Tests showed that wind speeds in Hoke County aren’t high enough to support a wind farm, a county official said.
Officials from Florida-based NextEra Energy Resources called earlier this year with results from a 196-foot tower in southern Hoke County near Lumber Bridge, said Don Porter, the executive director of Raeford-Hoke Economic Development.
“The data showed that there wasn’t enough wind to make it feasible for them to do at this time,” he said.
The landowners in Hoke County were excited about the possibility of hosting a wind farm, Porter said.
“I thought it was a good opportunity for us,” he said.
The Hoke County Board of Commissioners approved a conditional use permit in September that let NextEra build the tower on 52 acres off N.C. 20 near the Robeson County line.
“We were hopeful,” Porter said. “They were definitely serious about what they were doing.”
The good news is that as technology changes, a wind farm might be feasible in the future, according to Porter. Changes over the past five to 10 years have allowed wind turbines to create more energy with less resources.
“Hopefully at some time in the future as technology changes, they’ll be able to come back,” he said.
Porter said he thinks the county developed a good relationship with NextEra through the process.
“They felt good about working with us,” he said.
Wind farms create power when turbine blades turn and spin shafts connected to generators.
NextEra is the largest generator of wind and solar power in North America, according to its website. The company has more than 100 wind projects in 19 states and Canada that are capable of generating enough electricity to power about 3.4million homes.
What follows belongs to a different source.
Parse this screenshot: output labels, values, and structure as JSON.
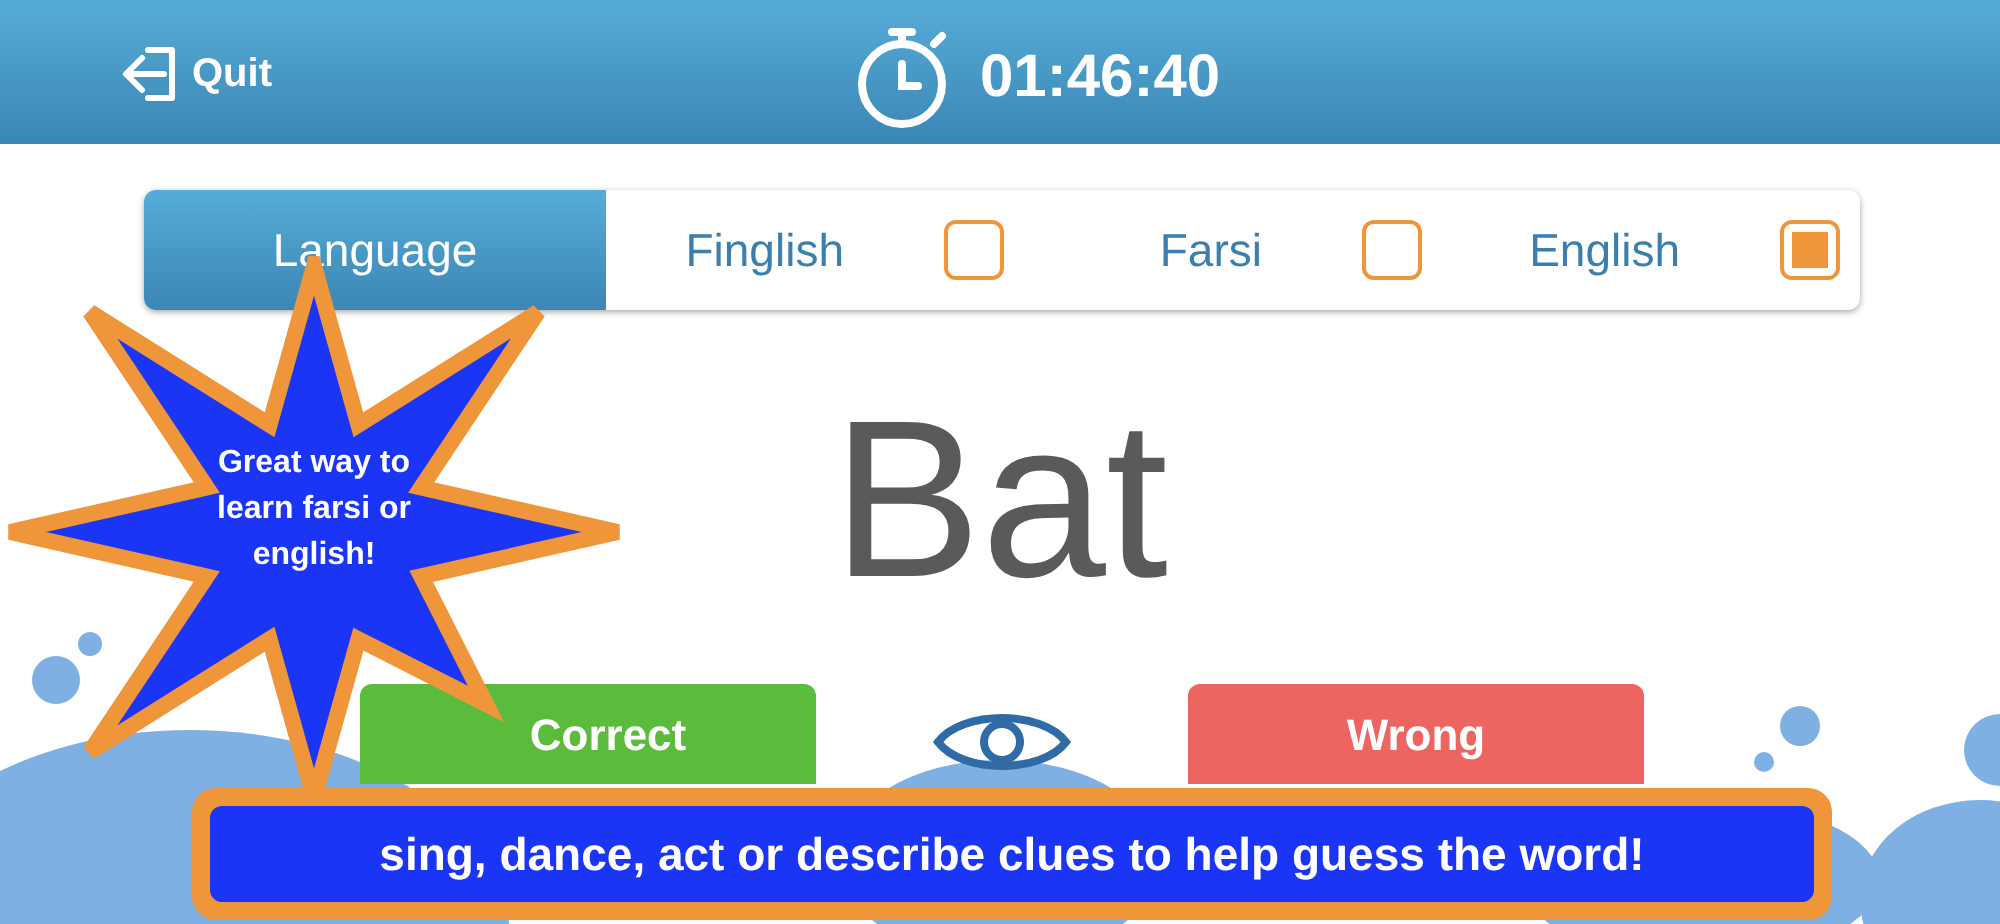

Energy experts believe North Carolina has enough wind resources to generate a large percentage of the state’s total electricity, but the highest winds are in the mountains and near the coast.
|Wind Watch relies entirely
on User contributions